### GIVEN ENTRIES:
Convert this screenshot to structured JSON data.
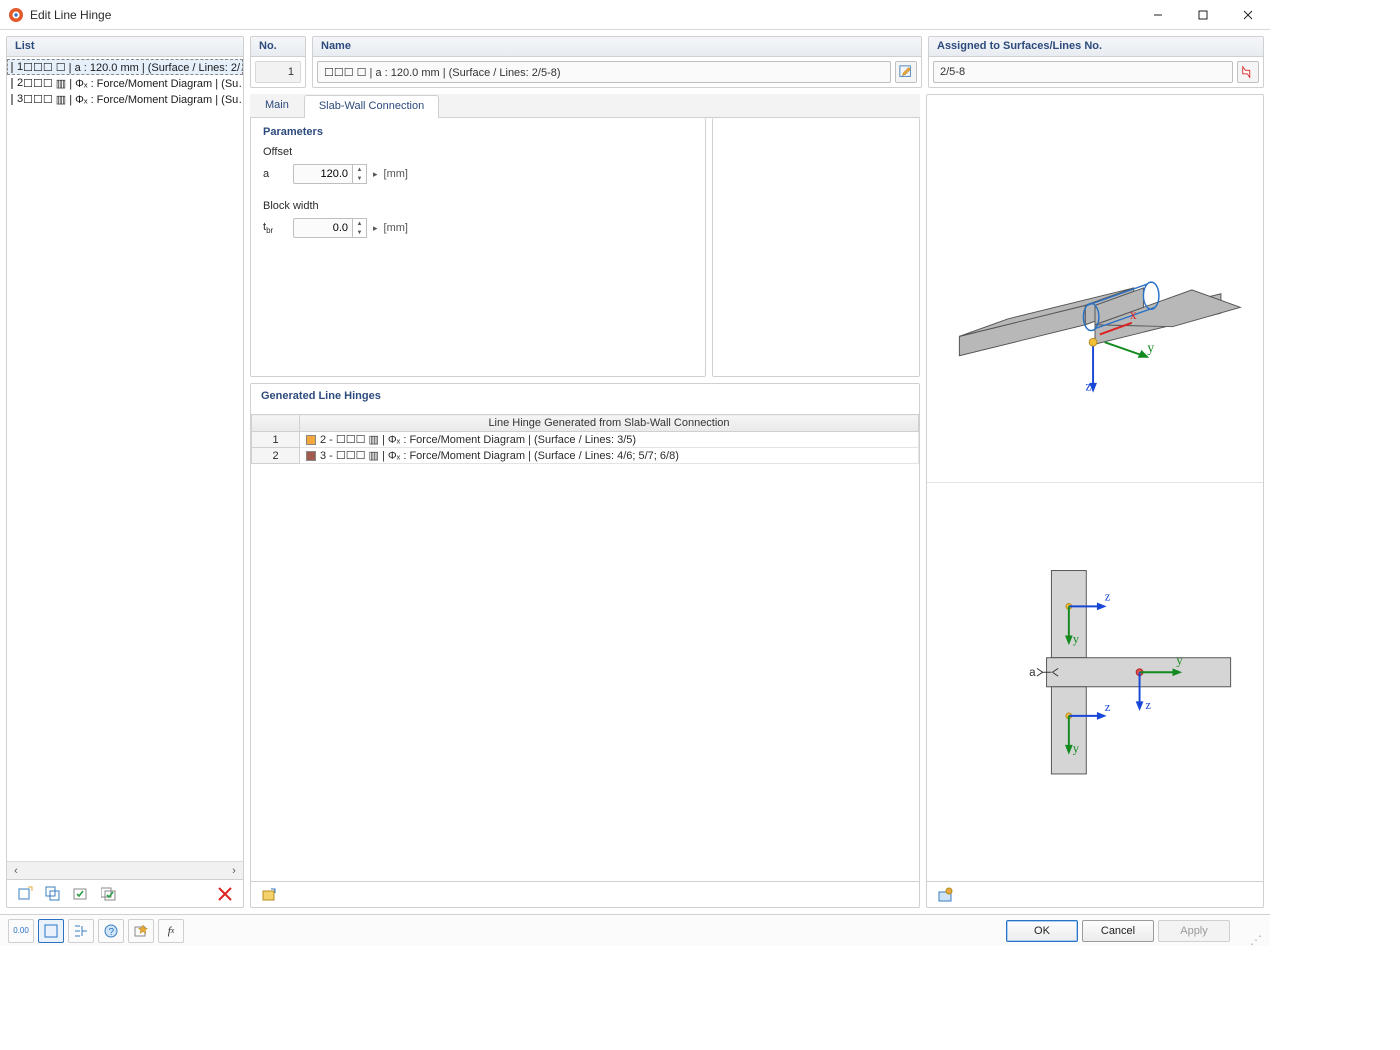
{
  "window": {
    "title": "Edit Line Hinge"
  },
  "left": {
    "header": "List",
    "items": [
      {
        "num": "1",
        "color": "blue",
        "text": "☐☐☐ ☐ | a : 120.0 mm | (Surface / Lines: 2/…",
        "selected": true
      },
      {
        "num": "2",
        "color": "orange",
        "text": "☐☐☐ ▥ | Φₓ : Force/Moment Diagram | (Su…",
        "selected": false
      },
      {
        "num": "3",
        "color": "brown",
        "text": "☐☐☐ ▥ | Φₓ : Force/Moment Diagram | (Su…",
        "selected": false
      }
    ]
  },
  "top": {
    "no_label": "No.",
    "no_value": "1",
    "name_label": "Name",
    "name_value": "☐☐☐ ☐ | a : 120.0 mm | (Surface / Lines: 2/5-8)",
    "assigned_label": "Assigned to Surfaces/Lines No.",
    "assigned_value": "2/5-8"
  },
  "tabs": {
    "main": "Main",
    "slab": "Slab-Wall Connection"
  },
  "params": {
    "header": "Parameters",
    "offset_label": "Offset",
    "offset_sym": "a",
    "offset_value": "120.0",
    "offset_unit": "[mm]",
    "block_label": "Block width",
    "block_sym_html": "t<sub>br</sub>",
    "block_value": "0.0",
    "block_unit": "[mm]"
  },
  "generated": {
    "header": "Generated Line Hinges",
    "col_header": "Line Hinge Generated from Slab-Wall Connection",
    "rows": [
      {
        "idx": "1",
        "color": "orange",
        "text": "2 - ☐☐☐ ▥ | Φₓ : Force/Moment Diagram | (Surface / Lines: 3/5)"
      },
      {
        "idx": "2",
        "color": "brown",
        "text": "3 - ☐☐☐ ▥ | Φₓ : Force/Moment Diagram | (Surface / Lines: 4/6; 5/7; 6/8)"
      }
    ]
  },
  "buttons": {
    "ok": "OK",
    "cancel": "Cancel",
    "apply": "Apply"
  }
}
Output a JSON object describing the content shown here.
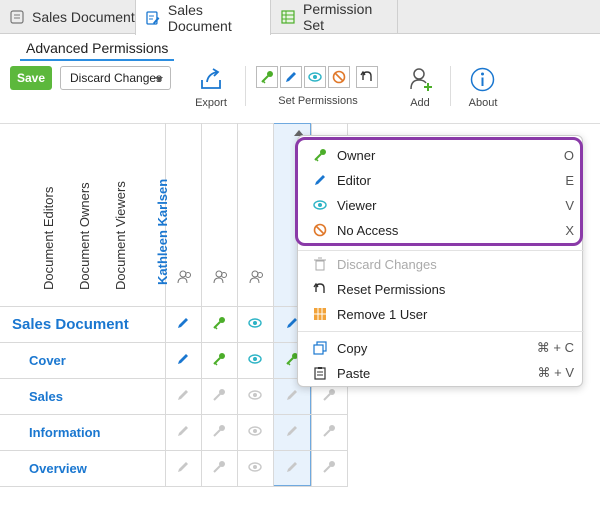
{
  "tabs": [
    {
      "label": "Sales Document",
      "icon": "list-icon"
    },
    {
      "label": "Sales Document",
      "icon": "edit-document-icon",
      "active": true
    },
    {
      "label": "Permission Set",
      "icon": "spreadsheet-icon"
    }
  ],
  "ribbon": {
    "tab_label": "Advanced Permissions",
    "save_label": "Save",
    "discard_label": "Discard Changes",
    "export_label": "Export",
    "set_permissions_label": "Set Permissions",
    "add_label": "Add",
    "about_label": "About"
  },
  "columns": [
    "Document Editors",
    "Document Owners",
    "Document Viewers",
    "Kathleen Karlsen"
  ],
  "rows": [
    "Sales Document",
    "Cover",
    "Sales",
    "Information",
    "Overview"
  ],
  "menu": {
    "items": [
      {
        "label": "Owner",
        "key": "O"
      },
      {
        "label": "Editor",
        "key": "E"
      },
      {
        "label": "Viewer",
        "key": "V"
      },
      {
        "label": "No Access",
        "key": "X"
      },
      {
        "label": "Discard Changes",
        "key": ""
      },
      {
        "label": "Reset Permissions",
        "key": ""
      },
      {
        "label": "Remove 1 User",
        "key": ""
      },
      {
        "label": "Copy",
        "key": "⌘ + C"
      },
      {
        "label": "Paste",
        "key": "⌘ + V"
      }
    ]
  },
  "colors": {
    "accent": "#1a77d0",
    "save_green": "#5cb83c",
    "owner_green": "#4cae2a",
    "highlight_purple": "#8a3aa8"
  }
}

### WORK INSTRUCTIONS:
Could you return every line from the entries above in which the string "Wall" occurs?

### TASK ANSWER:
    "slab": "Slab-Wall Connection"
    "col_header": "Line Hinge Generated from Slab-Wall Connection",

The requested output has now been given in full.